End project: I think this also depends on the angle I choose. If I was working with the problems in the industry, I might put together and informative website with my narrative as the homepage, or I could make an expose-type documentary. If I was talking about what it was like to be an equestrian, I might do a blog post with pictures and video clips, or I might go for a documentary with lots of photos and a voice-over of my narrative.


A limited list of other communities I could have chosen:

  • English majors
  • amateur photographers
  • doctoral students
  • Compositionists
  • writers
  • Twitter users
  • Subraru drivers
  • middle class girls from New Jersey
  • women
  • fans of House music

The list is really quite endless, but I’m sure I’ve already revealed too much about my lifestyle with these entries.

Workshop # 3

15 Sep

You will be given a hand out with one not-so-great sentence from each person’s mid-process draft. Your job is to go through them and try to make them better. This may include adding commas, fixing typos, and/or breaking up run-ons, as well as totally rewriting the sentence. Note: you do not have to identify your own sentence to the class!

The idea is to aim for sentence clarity. Whether it’s grammatically correct or not, if a sentence is hard to read, it’s not doing its job; it’s not communicating with an audience.

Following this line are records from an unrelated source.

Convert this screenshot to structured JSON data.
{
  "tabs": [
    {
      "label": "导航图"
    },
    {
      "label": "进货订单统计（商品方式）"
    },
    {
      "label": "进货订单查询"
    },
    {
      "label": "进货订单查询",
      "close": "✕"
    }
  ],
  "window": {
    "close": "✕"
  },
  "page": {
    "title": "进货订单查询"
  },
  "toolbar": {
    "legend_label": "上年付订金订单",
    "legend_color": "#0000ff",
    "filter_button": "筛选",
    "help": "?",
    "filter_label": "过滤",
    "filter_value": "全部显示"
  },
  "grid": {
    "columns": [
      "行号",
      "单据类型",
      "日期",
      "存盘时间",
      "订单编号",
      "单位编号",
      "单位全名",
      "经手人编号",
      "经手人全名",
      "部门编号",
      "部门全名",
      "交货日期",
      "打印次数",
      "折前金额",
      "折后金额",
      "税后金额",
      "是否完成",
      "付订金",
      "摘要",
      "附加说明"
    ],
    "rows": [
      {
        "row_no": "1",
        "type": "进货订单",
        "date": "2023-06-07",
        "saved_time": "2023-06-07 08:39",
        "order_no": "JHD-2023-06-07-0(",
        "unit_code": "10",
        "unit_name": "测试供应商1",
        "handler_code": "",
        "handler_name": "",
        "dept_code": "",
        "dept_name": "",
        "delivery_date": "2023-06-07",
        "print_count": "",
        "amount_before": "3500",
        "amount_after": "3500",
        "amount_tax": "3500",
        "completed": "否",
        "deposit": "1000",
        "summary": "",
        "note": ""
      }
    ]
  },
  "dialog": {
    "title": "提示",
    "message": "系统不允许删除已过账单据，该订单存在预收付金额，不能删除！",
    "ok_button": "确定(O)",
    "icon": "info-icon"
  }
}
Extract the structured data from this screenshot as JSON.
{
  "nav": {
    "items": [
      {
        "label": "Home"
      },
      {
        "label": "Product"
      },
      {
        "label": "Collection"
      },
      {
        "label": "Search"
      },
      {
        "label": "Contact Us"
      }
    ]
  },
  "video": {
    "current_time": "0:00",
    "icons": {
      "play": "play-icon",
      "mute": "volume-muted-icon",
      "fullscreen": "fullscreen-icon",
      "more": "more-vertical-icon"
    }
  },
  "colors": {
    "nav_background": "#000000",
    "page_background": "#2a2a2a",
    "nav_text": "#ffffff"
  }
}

Once we’ve done this and gone through the changes as a class, it’s time to check over your own papers (with a partner if you want) and begin to line edit your draft. Are you making some of the common mistakes we discussed as a class? Are you committing any of Orwell’s no-nos? Now is a good time to start addressing those issues.